▸ YOUR INSTRUCTIONS
From the entries that follow, pick out all lines holding "true".

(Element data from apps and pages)
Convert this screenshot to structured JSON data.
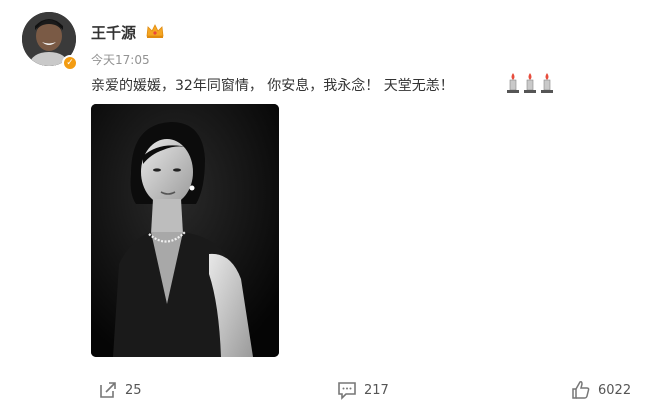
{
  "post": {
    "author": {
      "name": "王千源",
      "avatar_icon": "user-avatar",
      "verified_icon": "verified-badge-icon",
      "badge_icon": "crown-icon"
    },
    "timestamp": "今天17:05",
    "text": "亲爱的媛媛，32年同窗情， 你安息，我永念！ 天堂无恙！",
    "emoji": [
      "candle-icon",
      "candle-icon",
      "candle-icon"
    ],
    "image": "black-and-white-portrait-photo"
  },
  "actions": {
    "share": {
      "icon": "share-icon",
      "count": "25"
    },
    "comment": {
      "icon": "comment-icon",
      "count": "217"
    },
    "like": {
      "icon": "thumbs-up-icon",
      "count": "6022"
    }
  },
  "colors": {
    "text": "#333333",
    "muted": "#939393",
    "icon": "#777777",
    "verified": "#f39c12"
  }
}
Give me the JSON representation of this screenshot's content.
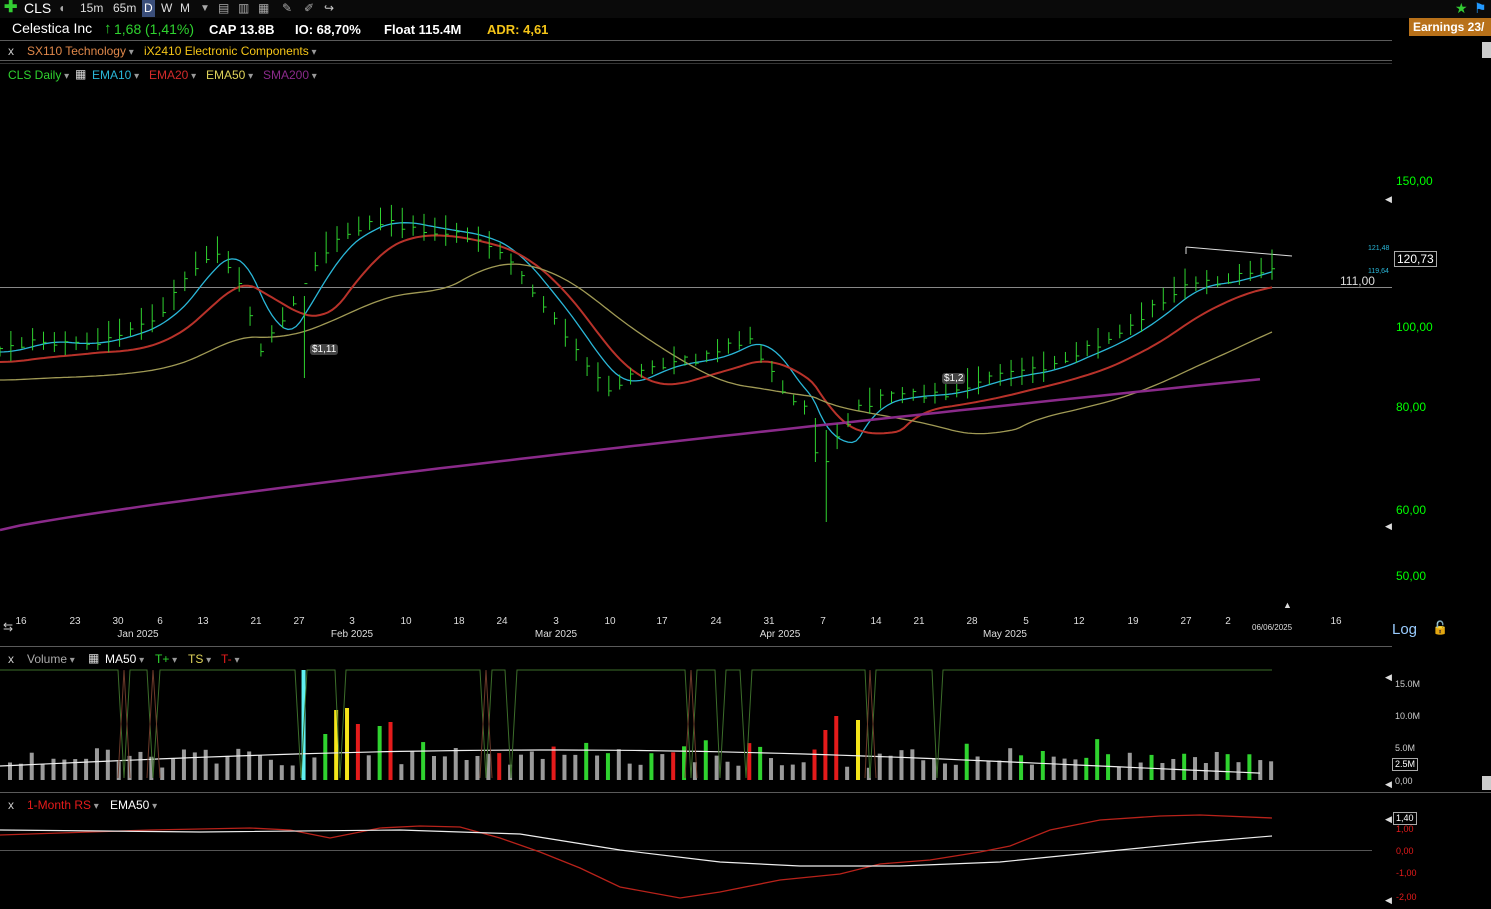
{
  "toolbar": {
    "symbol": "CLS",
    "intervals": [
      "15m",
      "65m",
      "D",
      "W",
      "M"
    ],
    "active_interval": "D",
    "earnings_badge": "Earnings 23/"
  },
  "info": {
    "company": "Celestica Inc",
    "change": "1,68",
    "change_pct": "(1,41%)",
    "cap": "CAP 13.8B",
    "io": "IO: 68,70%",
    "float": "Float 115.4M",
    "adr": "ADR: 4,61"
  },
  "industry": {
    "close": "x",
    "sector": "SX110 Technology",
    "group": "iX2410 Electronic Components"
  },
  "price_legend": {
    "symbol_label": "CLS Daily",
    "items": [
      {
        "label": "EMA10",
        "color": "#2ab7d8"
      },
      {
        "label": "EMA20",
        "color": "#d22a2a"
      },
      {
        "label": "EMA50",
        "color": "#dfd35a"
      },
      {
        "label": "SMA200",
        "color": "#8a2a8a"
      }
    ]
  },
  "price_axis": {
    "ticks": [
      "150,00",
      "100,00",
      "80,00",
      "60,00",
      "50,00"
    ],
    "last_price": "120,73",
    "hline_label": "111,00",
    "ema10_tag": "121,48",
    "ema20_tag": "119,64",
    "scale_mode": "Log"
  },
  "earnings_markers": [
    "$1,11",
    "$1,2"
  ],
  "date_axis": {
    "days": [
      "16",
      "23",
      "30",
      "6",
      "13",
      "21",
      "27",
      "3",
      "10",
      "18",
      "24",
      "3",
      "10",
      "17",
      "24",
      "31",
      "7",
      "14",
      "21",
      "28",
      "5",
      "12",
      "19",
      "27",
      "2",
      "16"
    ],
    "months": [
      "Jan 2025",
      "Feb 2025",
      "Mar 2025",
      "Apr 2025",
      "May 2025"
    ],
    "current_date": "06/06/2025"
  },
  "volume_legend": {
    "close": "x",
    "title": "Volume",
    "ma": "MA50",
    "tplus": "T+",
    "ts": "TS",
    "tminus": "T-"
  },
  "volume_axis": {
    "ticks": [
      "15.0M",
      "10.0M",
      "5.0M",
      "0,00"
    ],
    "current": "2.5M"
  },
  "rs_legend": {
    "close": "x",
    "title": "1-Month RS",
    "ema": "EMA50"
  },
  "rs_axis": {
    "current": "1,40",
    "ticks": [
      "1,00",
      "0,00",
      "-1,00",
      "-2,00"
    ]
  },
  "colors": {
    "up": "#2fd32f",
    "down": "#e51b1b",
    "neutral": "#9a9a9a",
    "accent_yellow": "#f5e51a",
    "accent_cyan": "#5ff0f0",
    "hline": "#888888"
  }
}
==
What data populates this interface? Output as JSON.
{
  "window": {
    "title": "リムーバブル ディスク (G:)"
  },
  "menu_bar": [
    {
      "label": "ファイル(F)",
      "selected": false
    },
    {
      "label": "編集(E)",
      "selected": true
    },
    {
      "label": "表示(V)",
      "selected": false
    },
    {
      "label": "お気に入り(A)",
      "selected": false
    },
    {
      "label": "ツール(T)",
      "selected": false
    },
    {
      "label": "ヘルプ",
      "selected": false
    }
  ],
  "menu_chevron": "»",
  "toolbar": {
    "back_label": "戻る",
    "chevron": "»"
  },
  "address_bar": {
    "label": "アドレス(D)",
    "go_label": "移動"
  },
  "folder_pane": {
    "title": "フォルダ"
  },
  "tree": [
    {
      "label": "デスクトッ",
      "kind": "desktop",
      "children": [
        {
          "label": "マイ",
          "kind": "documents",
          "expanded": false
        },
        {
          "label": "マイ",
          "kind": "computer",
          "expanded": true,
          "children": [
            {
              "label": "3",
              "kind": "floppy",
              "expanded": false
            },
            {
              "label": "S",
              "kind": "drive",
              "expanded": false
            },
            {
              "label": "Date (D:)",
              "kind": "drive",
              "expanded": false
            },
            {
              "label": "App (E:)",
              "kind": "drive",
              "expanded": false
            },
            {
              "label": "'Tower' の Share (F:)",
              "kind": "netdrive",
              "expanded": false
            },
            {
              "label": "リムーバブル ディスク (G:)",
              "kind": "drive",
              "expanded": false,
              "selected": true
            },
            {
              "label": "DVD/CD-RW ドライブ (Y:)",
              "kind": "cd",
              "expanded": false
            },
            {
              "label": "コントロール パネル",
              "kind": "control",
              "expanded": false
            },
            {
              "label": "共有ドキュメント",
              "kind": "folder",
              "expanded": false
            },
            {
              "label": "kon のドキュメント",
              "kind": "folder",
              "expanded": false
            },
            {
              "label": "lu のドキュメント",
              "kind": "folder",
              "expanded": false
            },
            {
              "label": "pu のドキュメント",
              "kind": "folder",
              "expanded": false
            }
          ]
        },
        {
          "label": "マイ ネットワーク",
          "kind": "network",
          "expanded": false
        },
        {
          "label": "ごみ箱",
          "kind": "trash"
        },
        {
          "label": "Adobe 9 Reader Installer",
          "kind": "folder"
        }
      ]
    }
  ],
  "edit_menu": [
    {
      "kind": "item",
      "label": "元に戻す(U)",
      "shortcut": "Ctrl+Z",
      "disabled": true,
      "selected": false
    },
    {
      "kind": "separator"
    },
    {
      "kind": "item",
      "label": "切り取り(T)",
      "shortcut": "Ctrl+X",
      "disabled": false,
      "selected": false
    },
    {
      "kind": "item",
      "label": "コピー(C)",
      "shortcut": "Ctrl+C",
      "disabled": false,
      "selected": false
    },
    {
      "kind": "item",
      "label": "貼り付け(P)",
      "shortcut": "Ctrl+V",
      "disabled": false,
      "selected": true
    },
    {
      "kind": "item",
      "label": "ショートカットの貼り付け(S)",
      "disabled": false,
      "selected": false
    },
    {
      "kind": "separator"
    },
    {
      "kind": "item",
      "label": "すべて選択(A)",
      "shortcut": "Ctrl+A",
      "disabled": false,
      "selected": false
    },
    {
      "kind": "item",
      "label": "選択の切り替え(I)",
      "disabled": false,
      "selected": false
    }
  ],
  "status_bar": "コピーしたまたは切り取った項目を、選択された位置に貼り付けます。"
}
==
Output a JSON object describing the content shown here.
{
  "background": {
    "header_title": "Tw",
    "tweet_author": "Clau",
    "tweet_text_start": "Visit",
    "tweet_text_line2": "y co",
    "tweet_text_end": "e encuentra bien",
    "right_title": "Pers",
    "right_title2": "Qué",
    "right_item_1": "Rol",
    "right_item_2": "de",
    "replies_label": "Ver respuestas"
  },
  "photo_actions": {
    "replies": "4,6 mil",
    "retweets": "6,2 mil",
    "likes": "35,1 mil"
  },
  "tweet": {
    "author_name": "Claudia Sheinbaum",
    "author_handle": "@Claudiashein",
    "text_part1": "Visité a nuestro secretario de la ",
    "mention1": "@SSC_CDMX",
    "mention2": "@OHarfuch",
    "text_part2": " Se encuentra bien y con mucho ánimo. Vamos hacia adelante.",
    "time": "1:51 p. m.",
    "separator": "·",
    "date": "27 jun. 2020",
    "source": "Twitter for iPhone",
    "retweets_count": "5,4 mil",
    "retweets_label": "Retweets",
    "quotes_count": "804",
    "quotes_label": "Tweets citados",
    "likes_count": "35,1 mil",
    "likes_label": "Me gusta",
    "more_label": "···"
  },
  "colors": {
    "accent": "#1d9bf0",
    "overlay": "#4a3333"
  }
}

▸ ANSWER BOX
      "selected": true
          "expanded": true,
              "selected": true
      "disabled": true,
      "selected": true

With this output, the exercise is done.